*Your goal*
Starting at the line that holds "Read all visible content and emit it as JSON.", copy every line exactly through the end of the data, and no others.

*Records to process*
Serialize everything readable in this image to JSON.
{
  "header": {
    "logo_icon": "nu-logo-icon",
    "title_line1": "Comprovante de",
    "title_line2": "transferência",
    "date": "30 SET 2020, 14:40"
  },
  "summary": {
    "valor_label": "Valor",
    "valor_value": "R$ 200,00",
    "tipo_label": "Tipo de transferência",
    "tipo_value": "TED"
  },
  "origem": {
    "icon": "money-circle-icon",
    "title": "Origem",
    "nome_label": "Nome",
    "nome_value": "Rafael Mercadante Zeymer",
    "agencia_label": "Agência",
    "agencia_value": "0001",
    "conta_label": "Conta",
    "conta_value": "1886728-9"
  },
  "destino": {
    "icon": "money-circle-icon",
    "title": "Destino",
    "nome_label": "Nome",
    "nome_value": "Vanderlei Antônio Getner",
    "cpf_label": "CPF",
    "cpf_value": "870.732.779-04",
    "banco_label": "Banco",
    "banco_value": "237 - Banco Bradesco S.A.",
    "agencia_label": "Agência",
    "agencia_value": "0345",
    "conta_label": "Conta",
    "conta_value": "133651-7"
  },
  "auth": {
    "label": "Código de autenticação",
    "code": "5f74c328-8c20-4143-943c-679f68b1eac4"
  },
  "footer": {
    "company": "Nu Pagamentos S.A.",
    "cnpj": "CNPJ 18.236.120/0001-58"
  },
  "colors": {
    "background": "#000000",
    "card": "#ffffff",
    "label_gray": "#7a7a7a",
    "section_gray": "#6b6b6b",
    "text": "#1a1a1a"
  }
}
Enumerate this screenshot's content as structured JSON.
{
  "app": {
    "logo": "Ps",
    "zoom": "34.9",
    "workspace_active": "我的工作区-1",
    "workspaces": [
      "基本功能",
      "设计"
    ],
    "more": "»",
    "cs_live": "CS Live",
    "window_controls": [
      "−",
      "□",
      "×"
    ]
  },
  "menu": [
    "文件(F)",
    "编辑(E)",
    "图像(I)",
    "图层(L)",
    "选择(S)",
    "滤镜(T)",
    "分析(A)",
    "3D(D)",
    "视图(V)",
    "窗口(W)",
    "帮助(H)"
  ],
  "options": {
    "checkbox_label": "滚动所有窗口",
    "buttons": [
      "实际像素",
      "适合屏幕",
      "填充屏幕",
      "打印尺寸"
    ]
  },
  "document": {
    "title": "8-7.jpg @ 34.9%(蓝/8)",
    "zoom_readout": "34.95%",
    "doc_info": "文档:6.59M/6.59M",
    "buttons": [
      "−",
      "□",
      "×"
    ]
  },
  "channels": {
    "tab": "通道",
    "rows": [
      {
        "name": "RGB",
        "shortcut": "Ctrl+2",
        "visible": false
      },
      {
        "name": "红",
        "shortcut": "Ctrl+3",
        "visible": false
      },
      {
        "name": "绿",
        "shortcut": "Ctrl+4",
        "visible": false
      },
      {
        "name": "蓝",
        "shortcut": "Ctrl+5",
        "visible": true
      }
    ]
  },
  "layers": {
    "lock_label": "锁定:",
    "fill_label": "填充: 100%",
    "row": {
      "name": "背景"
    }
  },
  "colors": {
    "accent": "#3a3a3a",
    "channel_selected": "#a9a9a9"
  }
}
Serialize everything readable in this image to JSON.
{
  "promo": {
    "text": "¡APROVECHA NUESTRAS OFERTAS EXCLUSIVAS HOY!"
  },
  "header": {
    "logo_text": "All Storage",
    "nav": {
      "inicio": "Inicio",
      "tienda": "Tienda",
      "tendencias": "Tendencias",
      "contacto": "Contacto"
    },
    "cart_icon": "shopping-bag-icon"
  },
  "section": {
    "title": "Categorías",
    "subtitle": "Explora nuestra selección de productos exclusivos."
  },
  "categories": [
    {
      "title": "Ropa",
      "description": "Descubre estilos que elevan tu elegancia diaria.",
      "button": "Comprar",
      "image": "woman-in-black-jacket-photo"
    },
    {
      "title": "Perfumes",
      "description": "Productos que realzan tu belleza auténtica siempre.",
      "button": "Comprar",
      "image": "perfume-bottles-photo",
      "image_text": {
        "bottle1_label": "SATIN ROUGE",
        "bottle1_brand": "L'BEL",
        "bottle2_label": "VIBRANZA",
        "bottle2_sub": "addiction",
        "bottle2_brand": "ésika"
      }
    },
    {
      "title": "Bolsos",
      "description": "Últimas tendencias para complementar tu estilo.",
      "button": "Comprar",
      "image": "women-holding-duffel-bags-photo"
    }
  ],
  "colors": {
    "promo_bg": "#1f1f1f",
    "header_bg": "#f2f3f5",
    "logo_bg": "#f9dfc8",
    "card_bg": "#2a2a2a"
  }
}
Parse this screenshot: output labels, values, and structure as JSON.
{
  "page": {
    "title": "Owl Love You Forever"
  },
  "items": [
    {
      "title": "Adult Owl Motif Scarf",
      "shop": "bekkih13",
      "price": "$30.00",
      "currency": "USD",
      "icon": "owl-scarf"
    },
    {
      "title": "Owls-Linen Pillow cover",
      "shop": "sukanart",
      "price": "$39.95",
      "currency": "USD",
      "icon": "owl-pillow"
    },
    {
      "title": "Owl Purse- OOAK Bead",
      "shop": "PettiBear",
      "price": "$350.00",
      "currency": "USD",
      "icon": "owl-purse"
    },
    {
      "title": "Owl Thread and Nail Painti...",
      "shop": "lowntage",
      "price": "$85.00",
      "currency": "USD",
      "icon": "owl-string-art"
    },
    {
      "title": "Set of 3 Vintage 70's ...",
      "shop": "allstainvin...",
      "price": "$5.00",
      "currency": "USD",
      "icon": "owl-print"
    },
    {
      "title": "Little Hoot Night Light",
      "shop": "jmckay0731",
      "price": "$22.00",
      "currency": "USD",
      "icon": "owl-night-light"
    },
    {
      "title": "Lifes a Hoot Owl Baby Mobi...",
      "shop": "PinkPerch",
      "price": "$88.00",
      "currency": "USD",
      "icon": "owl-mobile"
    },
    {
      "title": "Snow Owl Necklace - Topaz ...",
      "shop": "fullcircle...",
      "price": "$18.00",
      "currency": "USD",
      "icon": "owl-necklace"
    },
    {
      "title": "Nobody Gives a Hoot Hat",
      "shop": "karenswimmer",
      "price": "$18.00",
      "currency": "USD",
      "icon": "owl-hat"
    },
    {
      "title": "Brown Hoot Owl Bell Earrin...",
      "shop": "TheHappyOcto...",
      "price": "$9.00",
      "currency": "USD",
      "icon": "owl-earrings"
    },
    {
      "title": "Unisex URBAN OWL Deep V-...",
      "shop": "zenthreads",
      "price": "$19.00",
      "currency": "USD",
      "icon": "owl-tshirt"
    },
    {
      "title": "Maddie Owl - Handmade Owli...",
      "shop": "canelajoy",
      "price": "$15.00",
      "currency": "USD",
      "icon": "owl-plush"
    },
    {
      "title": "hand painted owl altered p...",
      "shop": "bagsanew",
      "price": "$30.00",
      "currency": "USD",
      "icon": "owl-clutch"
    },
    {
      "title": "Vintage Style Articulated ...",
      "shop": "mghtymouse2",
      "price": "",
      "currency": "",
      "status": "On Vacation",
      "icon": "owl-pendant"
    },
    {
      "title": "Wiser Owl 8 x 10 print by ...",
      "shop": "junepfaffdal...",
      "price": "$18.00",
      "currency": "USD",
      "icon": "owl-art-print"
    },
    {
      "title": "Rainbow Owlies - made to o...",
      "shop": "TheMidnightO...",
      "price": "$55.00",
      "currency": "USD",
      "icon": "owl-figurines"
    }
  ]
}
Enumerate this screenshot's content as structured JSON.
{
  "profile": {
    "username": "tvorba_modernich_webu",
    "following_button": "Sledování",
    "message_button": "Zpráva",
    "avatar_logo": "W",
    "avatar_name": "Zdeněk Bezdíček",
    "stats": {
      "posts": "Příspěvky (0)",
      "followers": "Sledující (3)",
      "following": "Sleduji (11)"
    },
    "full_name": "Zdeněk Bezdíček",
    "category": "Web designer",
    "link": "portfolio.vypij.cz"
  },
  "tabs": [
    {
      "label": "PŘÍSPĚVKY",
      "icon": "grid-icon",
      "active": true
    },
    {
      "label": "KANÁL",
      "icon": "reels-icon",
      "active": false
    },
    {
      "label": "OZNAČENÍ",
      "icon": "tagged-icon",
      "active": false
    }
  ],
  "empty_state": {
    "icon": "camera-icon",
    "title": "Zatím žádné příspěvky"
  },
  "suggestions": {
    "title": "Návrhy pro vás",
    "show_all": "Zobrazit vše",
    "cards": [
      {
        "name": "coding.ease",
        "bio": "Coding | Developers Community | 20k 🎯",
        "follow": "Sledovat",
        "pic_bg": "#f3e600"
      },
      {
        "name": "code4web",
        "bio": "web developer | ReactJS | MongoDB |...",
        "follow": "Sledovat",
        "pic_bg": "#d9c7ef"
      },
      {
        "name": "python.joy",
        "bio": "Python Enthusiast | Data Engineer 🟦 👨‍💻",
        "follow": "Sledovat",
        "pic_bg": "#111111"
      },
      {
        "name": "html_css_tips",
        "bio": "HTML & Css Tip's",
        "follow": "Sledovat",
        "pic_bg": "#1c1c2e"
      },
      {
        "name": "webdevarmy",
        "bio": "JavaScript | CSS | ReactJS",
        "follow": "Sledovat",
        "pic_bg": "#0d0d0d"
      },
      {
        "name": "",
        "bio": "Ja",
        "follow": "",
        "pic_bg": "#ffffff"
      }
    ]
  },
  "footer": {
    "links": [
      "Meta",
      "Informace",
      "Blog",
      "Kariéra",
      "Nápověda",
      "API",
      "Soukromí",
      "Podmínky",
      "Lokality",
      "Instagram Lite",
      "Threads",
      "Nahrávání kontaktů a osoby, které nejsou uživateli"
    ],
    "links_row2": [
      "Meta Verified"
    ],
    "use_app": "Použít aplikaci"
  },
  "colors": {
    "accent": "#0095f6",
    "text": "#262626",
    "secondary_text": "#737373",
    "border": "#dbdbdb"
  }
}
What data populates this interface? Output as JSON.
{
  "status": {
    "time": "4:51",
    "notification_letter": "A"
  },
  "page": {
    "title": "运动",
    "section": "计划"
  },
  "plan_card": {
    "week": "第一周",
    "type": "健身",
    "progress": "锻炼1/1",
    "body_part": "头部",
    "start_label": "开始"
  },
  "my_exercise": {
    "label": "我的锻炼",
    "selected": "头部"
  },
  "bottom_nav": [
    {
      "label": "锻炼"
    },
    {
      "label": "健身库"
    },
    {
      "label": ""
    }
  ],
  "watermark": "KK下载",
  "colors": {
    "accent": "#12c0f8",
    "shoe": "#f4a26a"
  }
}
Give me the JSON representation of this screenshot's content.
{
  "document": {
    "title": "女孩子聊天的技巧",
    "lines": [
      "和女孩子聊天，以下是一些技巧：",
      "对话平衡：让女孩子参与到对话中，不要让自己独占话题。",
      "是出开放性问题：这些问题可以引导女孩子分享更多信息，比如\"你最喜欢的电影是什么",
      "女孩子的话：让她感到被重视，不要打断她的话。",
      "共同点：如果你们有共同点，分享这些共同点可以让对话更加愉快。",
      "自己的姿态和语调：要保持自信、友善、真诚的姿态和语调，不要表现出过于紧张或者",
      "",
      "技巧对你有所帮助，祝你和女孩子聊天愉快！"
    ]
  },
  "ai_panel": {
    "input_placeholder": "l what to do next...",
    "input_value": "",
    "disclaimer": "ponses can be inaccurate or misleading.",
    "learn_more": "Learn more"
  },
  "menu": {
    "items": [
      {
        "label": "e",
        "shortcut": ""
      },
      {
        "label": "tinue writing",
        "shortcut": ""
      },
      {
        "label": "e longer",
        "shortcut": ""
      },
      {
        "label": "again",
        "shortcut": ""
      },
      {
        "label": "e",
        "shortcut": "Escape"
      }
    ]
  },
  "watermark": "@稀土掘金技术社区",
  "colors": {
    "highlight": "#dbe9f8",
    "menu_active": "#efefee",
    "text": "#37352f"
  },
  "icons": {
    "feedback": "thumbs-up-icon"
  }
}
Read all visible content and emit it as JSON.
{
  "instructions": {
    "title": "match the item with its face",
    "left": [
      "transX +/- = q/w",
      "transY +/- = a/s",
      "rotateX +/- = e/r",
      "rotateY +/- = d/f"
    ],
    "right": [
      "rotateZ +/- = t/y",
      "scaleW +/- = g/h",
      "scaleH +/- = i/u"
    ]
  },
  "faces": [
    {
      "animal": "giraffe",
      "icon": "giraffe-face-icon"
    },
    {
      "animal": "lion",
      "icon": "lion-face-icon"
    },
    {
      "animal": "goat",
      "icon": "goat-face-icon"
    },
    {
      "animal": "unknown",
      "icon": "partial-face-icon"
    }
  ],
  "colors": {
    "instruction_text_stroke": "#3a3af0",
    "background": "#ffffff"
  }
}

*Response*
Read all visible content and emit it as JSON.
{
  "instructions": {
    "title": "match the item with its face",
    "left": [
      "transX +/- = q/w",
      "transY +/- = a/s",
      "rotateX +/- = e/r",
      "rotateY +/- = d/f"
    ],
    "right": [
      "rotateZ +/- = t/y",
      "scaleW +/- = g/h",
      "scaleH +/- = i/u"
    ]
  },
  "faces": [
    {
      "animal": "giraffe",
      "icon": "giraffe-face-icon"
    },
    {
      "animal": "lion",
      "icon": "lion-face-icon"
    },
    {
      "animal": "goat",
      "icon": "goat-face-icon"
    },
    {
      "animal": "unknown",
      "icon": "partial-face-icon"
    }
  ],
  "colors": {
    "instruction_text_stroke": "#3a3af0",
    "background": "#ffffff"
  }
}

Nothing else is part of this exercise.